With the aim of helping reporters and others understand the latest internet infrastructure issues, I’m working with fellow public interest technologists — people involved in the process of setting the protocol standards for the internet — to release a monthly newsletter. Our hope is to help the public and policymakers understand how the internet might be governed.
The ways in which people experience the internet, and the accompanying civil and human rights concerns, are fundamentally informed by its core infrastructure. However, the internet’s ongoing development, implementation, and maintenance remain practically invisible to the broader public.
Instead, debates about these technical problems take place within a narrow and complex landscape of internet standards development organizations that convene experts in the public interest.
Understanding the issues that arise in these conversations — such as net neutrality and the architecture tradeoffs between user privacy and network security — can help provide a fuller picture of technology’s role in societies around the world.
We’re calling the newsletter I*: Navigating Internet Governance and Standards. It will highlight emerging issues and clearly explain their technical underpinnings for a non-technical audience.
It will also provide brief and clear expert insight into trusted and curated source material, focusing on the current privacy and free expression controversies within several “I-star” standards-setting organizations — namely, the Internet Corporation for Assigned Names and Numbers (ICANN), the Internet Engineering Task Force (IETF), the Institute of Electrical and Electronics Engineers (IEEE), and the International Telecommunication Union (ITU).
From the systems that determine routes for sending and receiving data across the internet and the new internet protocols containing “killswitches” that could have dramatic implications for free expression, to the rollout of end-to-end encryption for messaging services and the antitrust implications of placement in search results, public interest technology issues have an impact on every user of the internet around the world.
CDT has a long history in the internet governance arena.
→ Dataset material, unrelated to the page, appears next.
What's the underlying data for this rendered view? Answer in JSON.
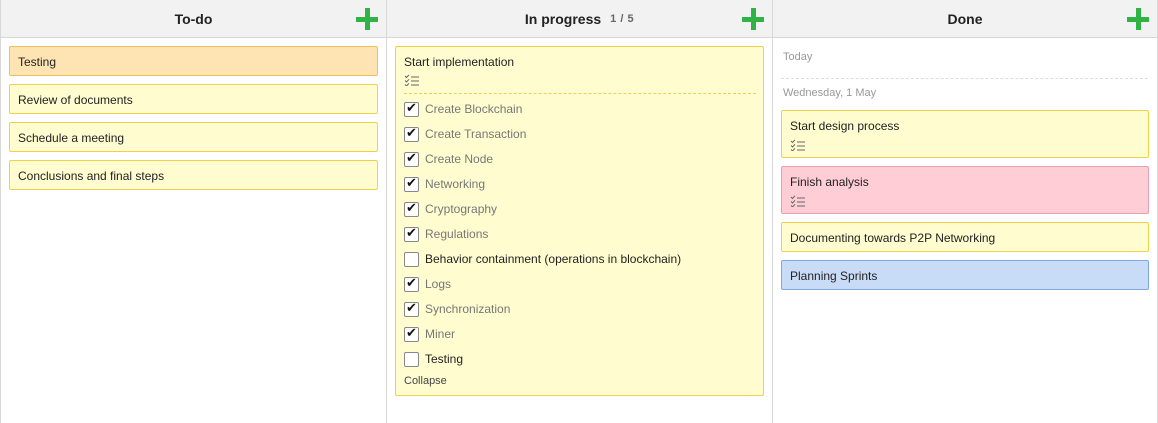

In 2000, we started the Internet Standards, Technology & Policy Project with the goals of driving public interest involvement in key internet standards-setting bodies, and making technical resources available to policymakers and advocates. Since then, we have continuously engaged in internet standards debates over issues like the IANA transition and privacy safeguards for location information.
We look forward to sharing with you the things technologists working in the public interest are thinking about, and why they’re important!
Subscribe to the newsletter here.